Welcome once again, to the weekly blog of Sashakt empowering lives. A lot of parents come up with this concern that their kid recognizes all the alphabets but is not able to put sounds together and read a word. What follows is like a step by step instruction manual to develop the same.
Once a child knows and recognizes his alphabets, which can be done very easily using you-tube videos, puzzle trays, play dough and various other fun techniques, then it is time to introduce the lower case alphabets. Please note that lower case alphabets should not be introduced as “small a”, which is generally the norm, but one technique that has worked brilliantly with me n my students is to build a story around the alphabets as in , “this is A, and it has a little baby called “a” “ here we will say the sound of a(as in aaa, like in c a t) and not small a, ,it makes the sound of aaa, all this confuses the child. Simply say this is A and this is a(aaa). Once the kid knows all sounds from aaa to zzz(for z), then the next step:
The breakup method. First use the words a child knows. For example you would say, “ice” wait a while and then say “cream” and then clap and say, “icecream”, similarly, “ink”…………….”pot” , clap, then say “inkpot”, try for a few days until the child gets the ideas that you are joining two sounds together and simply saying them quickly. Once the kid figures this out, then say lets play with sounds now. Sit facing the kid and in your right palm keep a flash card or a wooden alphabet, “a” and in the left hand keep any other alphabet ”b” (for example), then bring your right hand forward and say “aaa” then bring your left hand forward and say “bbb” then join your two hands and let the child see “ab” together and say “ab”
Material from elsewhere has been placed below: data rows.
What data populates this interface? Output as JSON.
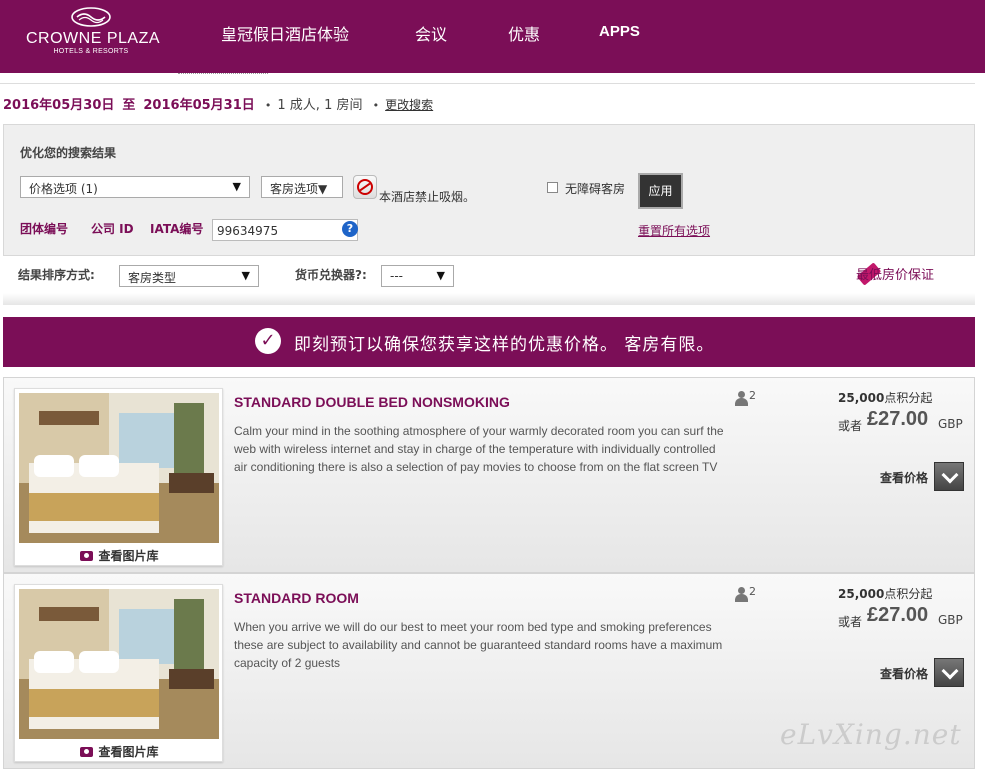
{
  "header": {
    "logo_name": "CROWNE PLAZA",
    "logo_sub": "HOTELS & RESORTS",
    "nav": [
      "皇冠假日酒店体验",
      "会议",
      "优惠",
      "APPS"
    ],
    "bg_color": "#7b0e57"
  },
  "search_summary": {
    "checkin": "2016年05月30日",
    "separator": "至",
    "checkout": "2016年05月31日",
    "guests": "1 成人, 1 房间",
    "change_link": "更改搜索"
  },
  "filter": {
    "title": "优化您的搜索结果",
    "price_option": "价格选项 (1)",
    "room_option": "客房选项",
    "nosmoke_text": "本酒店禁止吸烟。",
    "accessible_label": "无障碍客房",
    "accessible_checked": false,
    "apply_label": "应用",
    "group_code_label": "团体编号",
    "company_id_label": "公司 ID",
    "iata_label": "IATA编号",
    "iata_value": "99634975",
    "help_symbol": "?",
    "reset_link": "重置所有选项"
  },
  "sort": {
    "label": "结果排序方式:",
    "value": "客房类型",
    "currency_label": "货币兑换器?:",
    "currency_value": "---",
    "guarantee": "最低房价保证"
  },
  "banner": {
    "check_symbol": "✓",
    "text": "即刻预订以确保您获享这样的优惠价格。 客房有限。"
  },
  "rooms": [
    {
      "title": "STANDARD DOUBLE BED NONSMOKING",
      "description": "Calm your mind in the soothing atmosphere of your warmly decorated room you can surf the web with wireless internet and stay in charge of the temperature with individually controlled air conditioning there is also a selection of pay movies to choose from on the flat screen TV",
      "guests": "2",
      "points": "25,000",
      "points_suffix": "点积分起",
      "or_label": "或者",
      "price": "£27.00",
      "currency": "GBP",
      "view_price": "查看价格",
      "gallery": "查看图片库"
    },
    {
      "title": "STANDARD ROOM",
      "description": "When you arrive we will do our best to meet your room bed type and smoking preferences these are subject to availability and cannot be guaranteed standard rooms have a maximum capacity of 2 guests",
      "guests": "2",
      "points": "25,000",
      "points_suffix": "点积分起",
      "or_label": "或者",
      "price": "£27.00",
      "currency": "GBP",
      "view_price": "查看价格",
      "gallery": "查看图片库"
    }
  ],
  "watermark": "eLvXing.net"
}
Similarly, practice with “ag”, “an” and so on until the child is proficient with joining two sounds. Do not introduce the third sound just yet. Then test by giving dictation, saying ok now write “am” if the kid can write correctly by listening to your spoken “am”, please know that the kid has learnt. Now move to “I” sounds join “I” sound similarly with “g”, “m” “p” and so on to make “ig”, “im” etc. Then move on to “o” sound joining. Thereafter move on to “u” but do not go to “e” and this is massively confusing. We shall take it much later.
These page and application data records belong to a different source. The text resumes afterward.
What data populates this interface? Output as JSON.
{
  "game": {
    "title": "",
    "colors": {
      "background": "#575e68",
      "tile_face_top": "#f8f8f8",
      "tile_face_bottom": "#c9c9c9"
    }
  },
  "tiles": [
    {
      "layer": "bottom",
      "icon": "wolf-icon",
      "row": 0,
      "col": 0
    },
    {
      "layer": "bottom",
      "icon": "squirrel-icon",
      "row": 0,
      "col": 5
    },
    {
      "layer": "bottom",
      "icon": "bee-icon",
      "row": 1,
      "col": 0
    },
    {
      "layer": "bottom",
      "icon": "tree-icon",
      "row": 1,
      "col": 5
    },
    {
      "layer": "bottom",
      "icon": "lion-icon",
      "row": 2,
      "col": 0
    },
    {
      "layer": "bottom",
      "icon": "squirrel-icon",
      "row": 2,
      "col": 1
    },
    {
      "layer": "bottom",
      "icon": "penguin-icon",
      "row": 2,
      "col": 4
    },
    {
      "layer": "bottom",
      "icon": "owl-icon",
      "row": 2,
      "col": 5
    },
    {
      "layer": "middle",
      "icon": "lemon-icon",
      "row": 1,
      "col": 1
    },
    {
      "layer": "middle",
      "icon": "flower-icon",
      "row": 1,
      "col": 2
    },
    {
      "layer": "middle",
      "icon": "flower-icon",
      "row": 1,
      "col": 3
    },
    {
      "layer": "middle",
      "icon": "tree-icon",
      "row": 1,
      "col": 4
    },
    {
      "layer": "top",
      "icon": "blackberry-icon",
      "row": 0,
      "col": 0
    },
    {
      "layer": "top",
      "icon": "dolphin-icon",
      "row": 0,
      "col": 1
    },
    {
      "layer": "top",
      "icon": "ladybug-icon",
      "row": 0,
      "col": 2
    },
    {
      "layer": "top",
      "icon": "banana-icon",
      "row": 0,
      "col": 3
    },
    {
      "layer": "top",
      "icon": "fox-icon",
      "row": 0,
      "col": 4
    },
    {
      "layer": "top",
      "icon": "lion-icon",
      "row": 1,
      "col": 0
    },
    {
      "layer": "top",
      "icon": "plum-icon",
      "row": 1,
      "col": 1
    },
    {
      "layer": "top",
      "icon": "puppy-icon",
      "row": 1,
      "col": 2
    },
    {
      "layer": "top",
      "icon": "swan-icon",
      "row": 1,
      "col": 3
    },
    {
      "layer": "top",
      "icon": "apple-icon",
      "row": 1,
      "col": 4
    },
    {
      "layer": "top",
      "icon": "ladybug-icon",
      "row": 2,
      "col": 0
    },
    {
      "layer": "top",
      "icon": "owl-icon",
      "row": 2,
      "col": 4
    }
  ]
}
Once the child can independently, upon dictation write with ease sound joinings like “am”, “ob”, “in”, “ut” etc, now its time to move on to three sound joining to make a word, then keep a flash card of say, “b” in your right hand and a flash card of “at” in your left hand and repeat the process. Now say, “bbb” then wait a while and say, “at” then join the two and say , “bat” . Practice with “a” sounds first, do not mix vowels until the child knows and can do all vowel sound joinings with ease. Now give dictation and say words like, “bag”, “rod”, “tip”, “tub” etc. If the child can write upon dictation, now its time to introduce the “e” sound. The procedure remains the same. First join 2 sounds and then join 3 sounds to make a word. With practice on an average, a child with special needs can learn to read cvc(consonant-vowel-consonant) words with fluency within 4 months.
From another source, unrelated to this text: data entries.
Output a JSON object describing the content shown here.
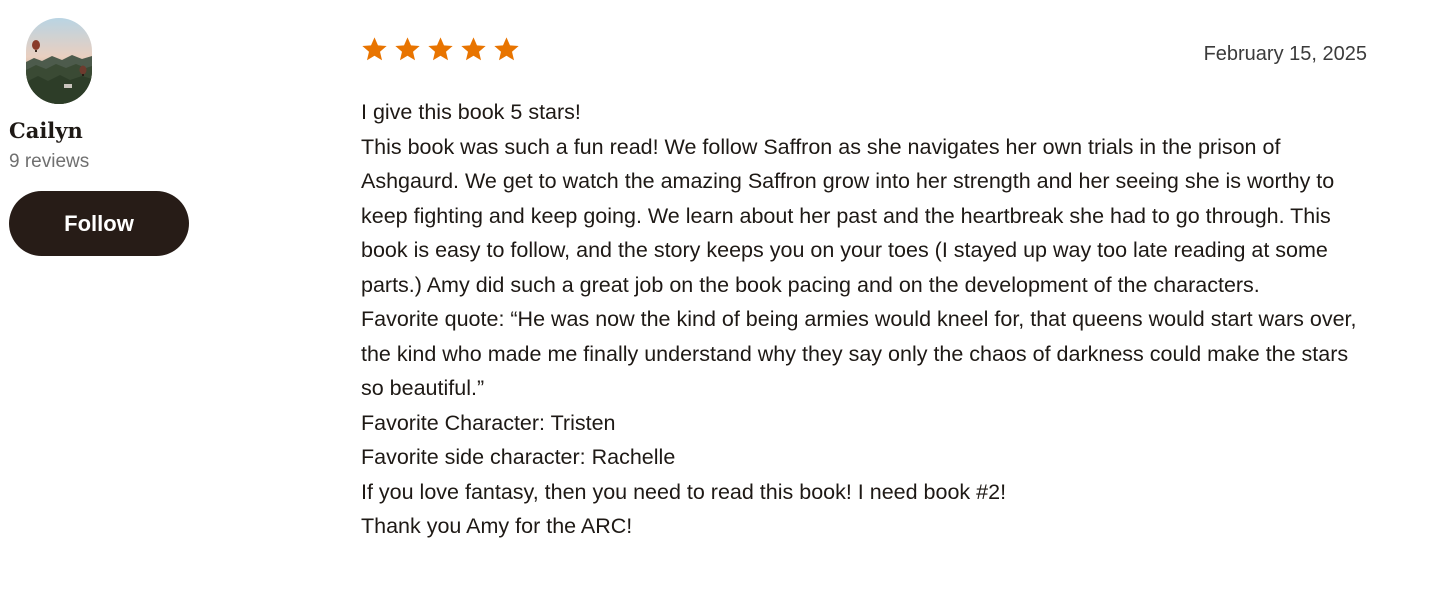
{
  "reviewer": {
    "name": "Cailyn",
    "review_count": "9 reviews",
    "follow_label": "Follow",
    "avatar_icon": "landscape-hot-air-balloons-photo"
  },
  "review": {
    "rating": 5,
    "rating_max": 5,
    "star_color": "#e87400",
    "date": "February 15, 2025",
    "paragraphs": [
      "I give this book 5 stars!",
      "This book was such a fun read! We follow Saffron as she navigates her own trials in the prison of Ashgaurd. We get to watch the amazing Saffron grow into her strength and her seeing she is worthy to keep fighting and keep going. We learn about her past and the heartbreak she had to go through. This book is easy to follow, and the story keeps you on your toes (I stayed up way too late reading at some parts.) Amy did such a great job on the book pacing and on the development of the characters.",
      "Favorite quote: “He was now the kind of being armies would kneel for, that queens would start wars over, the kind who made me finally understand why they say only the chaos of darkness could make the stars so beautiful.”",
      "Favorite Character: Tristen",
      "Favorite side character: Rachelle",
      "If you love fantasy, then you need to read this book! I need book #2!",
      "Thank you Amy for the ARC!"
    ]
  },
  "colors": {
    "follow_button_bg": "#271c17",
    "text": "#1e1915",
    "muted_text": "#707070"
  }
}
Once this is achieved, please give enough practice and do so experientially. For example, say, put the mug in the red tub.” Place two tubs in front of the child, one red and one any other colour and keep a mug in front , now say, read and do what is mentioned. This way you will ensure that not only is the kid reading but also comprehending the read material.